(Page and application data records)
====
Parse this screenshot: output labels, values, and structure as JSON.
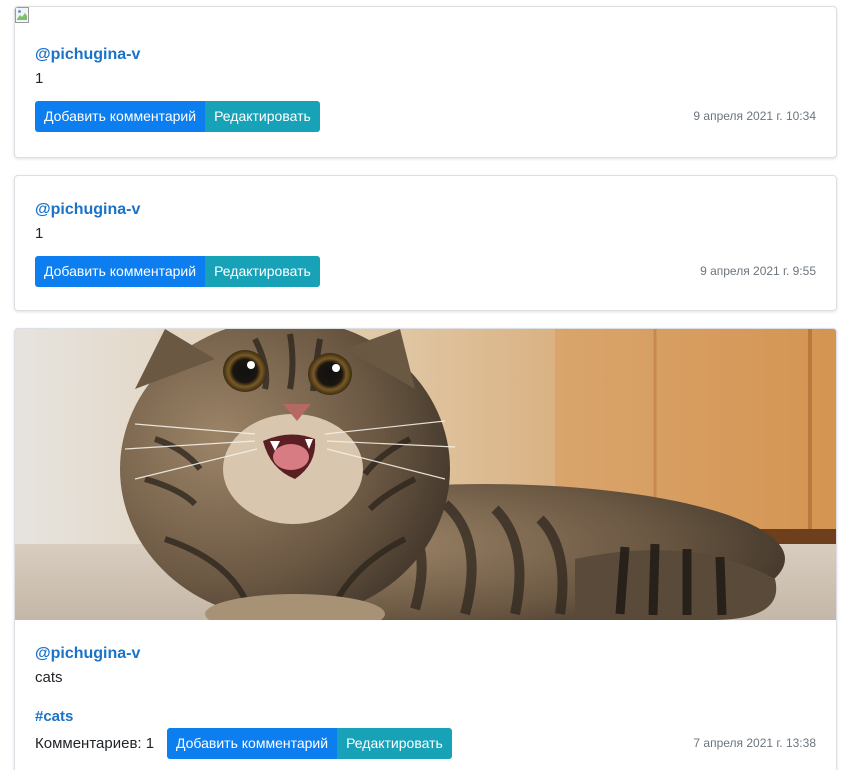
{
  "posts": [
    {
      "has_broken_image": true,
      "author": "@pichugina-v",
      "text": "1",
      "buttons": {
        "add_comment": "Добавить комментарий",
        "edit": "Редактировать"
      },
      "timestamp": "9 апреля 2021 г. 10:34"
    },
    {
      "author": "@pichugina-v",
      "text": "1",
      "buttons": {
        "add_comment": "Добавить комментарий",
        "edit": "Редактировать"
      },
      "timestamp": "9 апреля 2021 г. 9:55"
    },
    {
      "image": "cat-photo",
      "author": "@pichugina-v",
      "text": "cats",
      "hashtag": "#cats",
      "comments_count": "Комментариев: 1",
      "buttons": {
        "add_comment": "Добавить комментарий",
        "edit": "Редактировать"
      },
      "timestamp": "7 апреля 2021 г. 13:38"
    }
  ],
  "colors": {
    "link": "#1a73c8",
    "primary_button": "#0d7ef0",
    "info_button": "#17a2b8",
    "muted_text": "#6c757d"
  },
  "icons": {
    "broken_image": "broken-image-icon"
  }
}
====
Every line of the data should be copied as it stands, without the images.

Parse this screenshot: output labels, values, and structure as JSON.
{
  "posts": [
    {
      "has_broken_image": true,
      "author": "@pichugina-v",
      "text": "1",
      "buttons": {
        "add_comment": "Добавить комментарий",
        "edit": "Редактировать"
      },
      "timestamp": "9 апреля 2021 г. 10:34"
    },
    {
      "author": "@pichugina-v",
      "text": "1",
      "buttons": {
        "add_comment": "Добавить комментарий",
        "edit": "Редактировать"
      },
      "timestamp": "9 апреля 2021 г. 9:55"
    },
    {
      "image": "cat-photo",
      "author": "@pichugina-v",
      "text": "cats",
      "hashtag": "#cats",
      "comments_count": "Комментариев: 1",
      "buttons": {
        "add_comment": "Добавить комментарий",
        "edit": "Редактировать"
      },
      "timestamp": "7 апреля 2021 г. 13:38"
    }
  ],
  "colors": {
    "link": "#1a73c8",
    "primary_button": "#0d7ef0",
    "info_button": "#17a2b8",
    "muted_text": "#6c757d"
  },
  "icons": {
    "broken_image": "broken-image-icon"
  }
}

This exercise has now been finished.